* PROBLEM *
Apart from the pictures, write out the records that follow exactly.

* WORKING DATA *
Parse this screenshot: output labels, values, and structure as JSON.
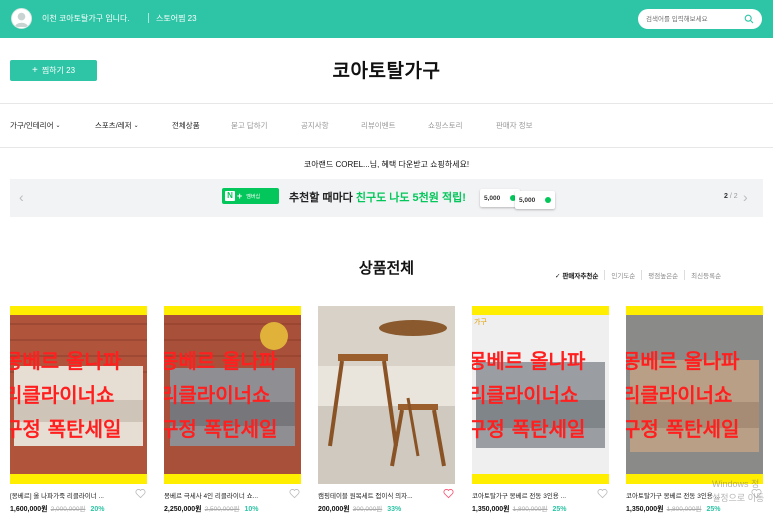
{
  "topbar": {
    "store_name": "이천 코아토탈가구 입니다.",
    "store_fav": "스토어찜 23",
    "search_placeholder": "검색어를 입력해보세요"
  },
  "header": {
    "fav_button": "찜하기 23",
    "logo": "코아토탈가구"
  },
  "nav": {
    "items": [
      {
        "label": "가구/인테리어",
        "dropdown": true
      },
      {
        "label": "스포츠/레저",
        "dropdown": true
      },
      {
        "label": "전체상품"
      },
      {
        "label": "묻고 답하기"
      },
      {
        "label": "공지사항"
      },
      {
        "label": "리뷰이벤트"
      },
      {
        "label": "쇼핑스토리"
      },
      {
        "label": "판매자 정보"
      }
    ]
  },
  "welcome": "코아랜드 COREL...님, 혜택 다운받고 쇼핑하세요!",
  "banner": {
    "npay_label": "멤버십",
    "text_prefix": "추천할 때마다 ",
    "text_highlight": "친구도 나도 5천원 적립!",
    "coupon1": "5,000",
    "coupon2": "5,000",
    "page_current": "2",
    "page_total": "/ 2"
  },
  "section": {
    "title": "상품전체",
    "sort": [
      "판매자추천순",
      "인기도순",
      "평점높은순",
      "최신등록순"
    ],
    "sort_active": 0
  },
  "products": [
    {
      "name": "[몽베르] 올 나파가죽 리클라이너 ...",
      "price": "1,600,000원",
      "old": "2,000,000원",
      "discount": "20%",
      "liked": false
    },
    {
      "name": "몽베르 극세사 4인 리클라이너 쇼...",
      "price": "2,250,000원",
      "old": "2,500,000원",
      "discount": "10%",
      "liked": false
    },
    {
      "name": "캠핑테이블 원목세트 접이식 의자...",
      "price": "200,000원",
      "old": "300,000원",
      "discount": "33%",
      "liked": true
    },
    {
      "name": "코아토탈가구 몽베르 전동 3인용 ...",
      "price": "1,350,000원",
      "old": "1,800,000원",
      "discount": "25%",
      "liked": false
    },
    {
      "name": "코아토탈가구 몽베르 전동 3인용 ...",
      "price": "1,350,000원",
      "old": "1,800,000원",
      "discount": "25%",
      "liked": false
    }
  ],
  "overlay_text": {
    "line1": "몽베르 올나파",
    "line2": "리클라이너쇼",
    "line3": "구정 폭탄세일",
    "corner_tag": "가구"
  },
  "watermark": [
    "Windows 정",
    "설정으로 이동"
  ],
  "colors": {
    "accent": "#2ec4a6",
    "naver_green": "#03c75a",
    "promo_red": "#ff1f1f",
    "promo_yellow": "#ffee00"
  }
}
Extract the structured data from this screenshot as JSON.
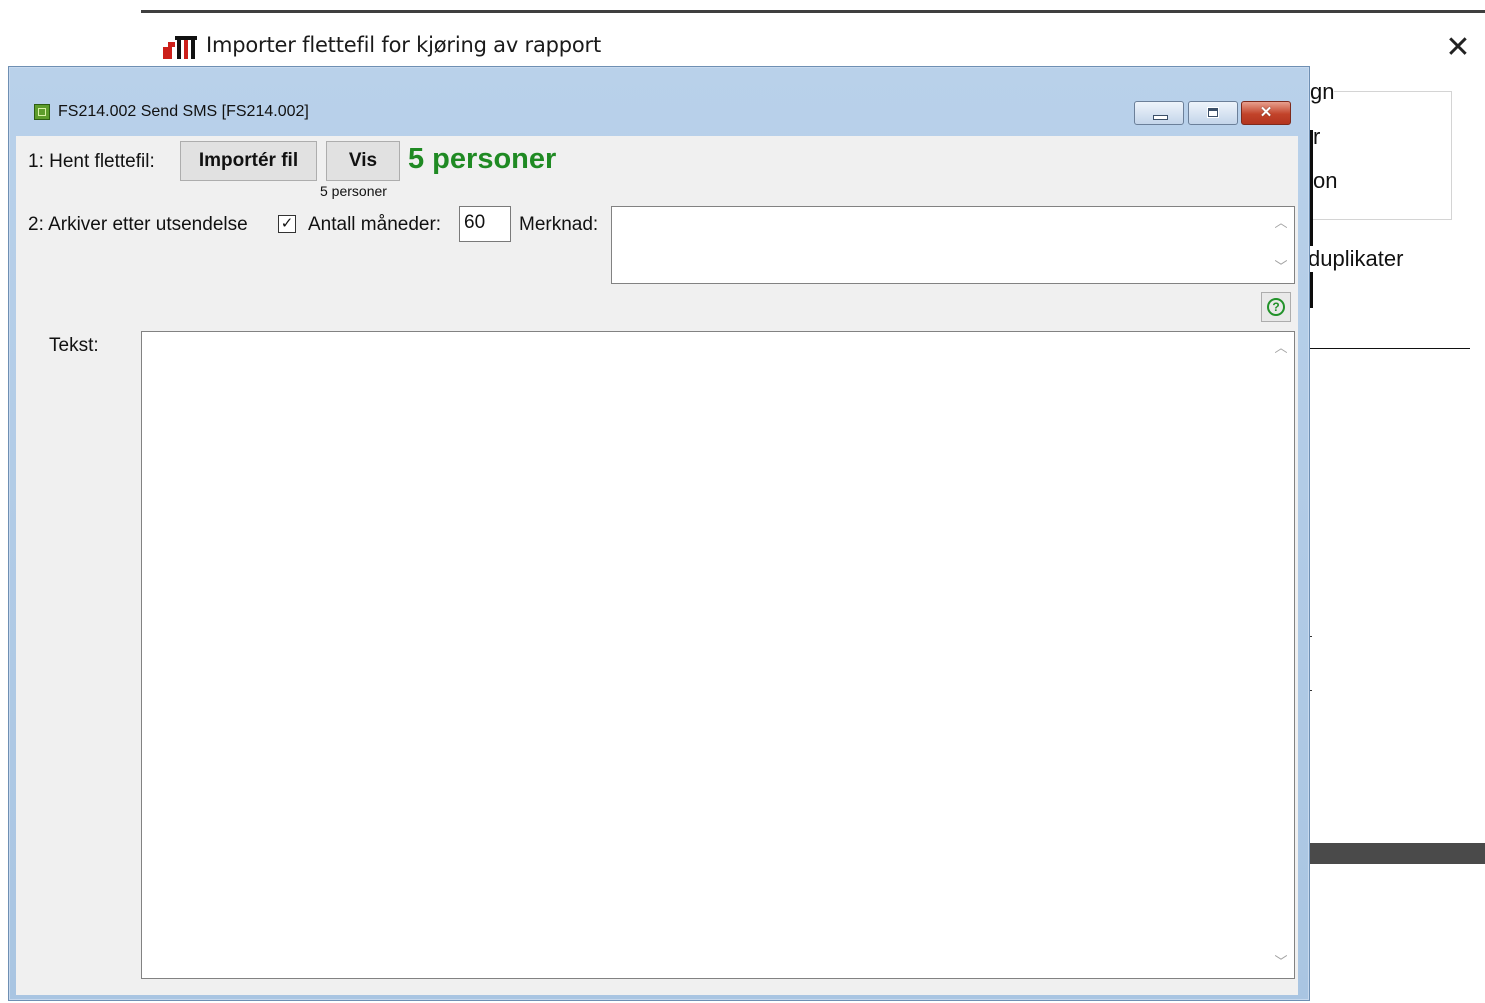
{
  "background_window": {
    "title": "Importer flettefil for kjøring av rapport",
    "close_glyph": "✕",
    "partial_texts": {
      "group_label": "gn",
      "item_r": "r",
      "item_on": "on",
      "item_duplikater": "duplikater"
    }
  },
  "window": {
    "title": "FS214.002 Send SMS  [FS214.002]",
    "controls": {
      "minimize": "minimize",
      "maximize": "maximize",
      "close": "✕"
    }
  },
  "step1": {
    "label": "1: Hent flettefil:",
    "import_button": "Importér fil",
    "show_button": "Vis",
    "count_large": "5 personer",
    "count_small": "5 personer",
    "count_color": "#1f8a23"
  },
  "step2": {
    "label": "2: Arkiver etter utsendelse",
    "archive_checked": true,
    "checkbox_glyph": "✓",
    "months_label": "Antall måneder:",
    "months_value": "60",
    "note_label": "Merknad:",
    "note_value": ""
  },
  "help": {
    "icon": "?"
  },
  "text_section": {
    "label": "Tekst:",
    "value": ""
  },
  "scroll_glyphs": {
    "up": "︿",
    "down": "﹀"
  },
  "colors": {
    "accent_green": "#1f8a23",
    "window_frame": "#b9d1ea",
    "client_bg": "#f0f0f0",
    "close_red": "#c2432a"
  }
}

* SOLUTION FOR THIS EXERCISE *
Parse this screenshot: output labels, values, and structure as JSON.
{
  "topbar": {
    "store_name": "이천 코아토탈가구 입니다.",
    "store_fav": "스토어찜 23",
    "search_placeholder": "검색어를 입력해보세요"
  },
  "header": {
    "fav_button": "찜하기 23",
    "logo": "코아토탈가구"
  },
  "nav": {
    "items": [
      {
        "label": "가구/인테리어",
        "dropdown": true
      },
      {
        "label": "스포츠/레저",
        "dropdown": true
      },
      {
        "label": "전체상품"
      },
      {
        "label": "묻고 답하기"
      },
      {
        "label": "공지사항"
      },
      {
        "label": "리뷰이벤트"
      },
      {
        "label": "쇼핑스토리"
      },
      {
        "label": "판매자 정보"
      }
    ]
  },
  "welcome": "코아랜드 COREL...님, 혜택 다운받고 쇼핑하세요!",
  "banner": {
    "npay_label": "멤버십",
    "text_prefix": "추천할 때마다 ",
    "text_highlight": "친구도 나도 5천원 적립!",
    "coupon1": "5,000",
    "coupon2": "5,000",
    "page_current": "2",
    "page_total": "/ 2"
  },
  "section": {
    "title": "상품전체",
    "sort": [
      "판매자추천순",
      "인기도순",
      "평점높은순",
      "최신등록순"
    ],
    "sort_active": 0
  },
  "products": [
    {
      "name": "[몽베르] 올 나파가죽 리클라이너 ...",
      "price": "1,600,000원",
      "old": "2,000,000원",
      "discount": "20%",
      "liked": false
    },
    {
      "name": "몽베르 극세사 4인 리클라이너 쇼...",
      "price": "2,250,000원",
      "old": "2,500,000원",
      "discount": "10%",
      "liked": false
    },
    {
      "name": "캠핑테이블 원목세트 접이식 의자...",
      "price": "200,000원",
      "old": "300,000원",
      "discount": "33%",
      "liked": true
    },
    {
      "name": "코아토탈가구 몽베르 전동 3인용 ...",
      "price": "1,350,000원",
      "old": "1,800,000원",
      "discount": "25%",
      "liked": false
    },
    {
      "name": "코아토탈가구 몽베르 전동 3인용 ...",
      "price": "1,350,000원",
      "old": "1,800,000원",
      "discount": "25%",
      "liked": false
    }
  ],
  "overlay_text": {
    "line1": "몽베르 올나파",
    "line2": "리클라이너쇼",
    "line3": "구정 폭탄세일",
    "corner_tag": "가구"
  },
  "watermark": [
    "Windows 정",
    "설정으로 이동"
  ],
  "colors": {
    "accent": "#2ec4a6",
    "naver_green": "#03c75a",
    "promo_red": "#ff1f1f",
    "promo_yellow": "#ffee00"
  }
}
Extract the structured data from this screenshot as JSON.
{
  "background_window": {
    "title": "Importer flettefil for kjøring av rapport",
    "close_glyph": "✕",
    "partial_texts": {
      "group_label": "gn",
      "item_r": "r",
      "item_on": "on",
      "item_duplikater": "duplikater"
    }
  },
  "window": {
    "title": "FS214.002 Send SMS  [FS214.002]",
    "controls": {
      "minimize": "minimize",
      "maximize": "maximize",
      "close": "✕"
    }
  },
  "step1": {
    "label": "1: Hent flettefil:",
    "import_button": "Importér fil",
    "show_button": "Vis",
    "count_large": "5 personer",
    "count_small": "5 personer",
    "count_color": "#1f8a23"
  },
  "step2": {
    "label": "2: Arkiver etter utsendelse",
    "archive_checked": true,
    "checkbox_glyph": "✓",
    "months_label": "Antall måneder:",
    "months_value": "60",
    "note_label": "Merknad:",
    "note_value": ""
  },
  "help": {
    "icon": "?"
  },
  "text_section": {
    "label": "Tekst:",
    "value": ""
  },
  "scroll_glyphs": {
    "up": "︿",
    "down": "﹀"
  },
  "colors": {
    "accent_green": "#1f8a23",
    "window_frame": "#b9d1ea",
    "client_bg": "#f0f0f0",
    "close_red": "#c2432a"
  }
}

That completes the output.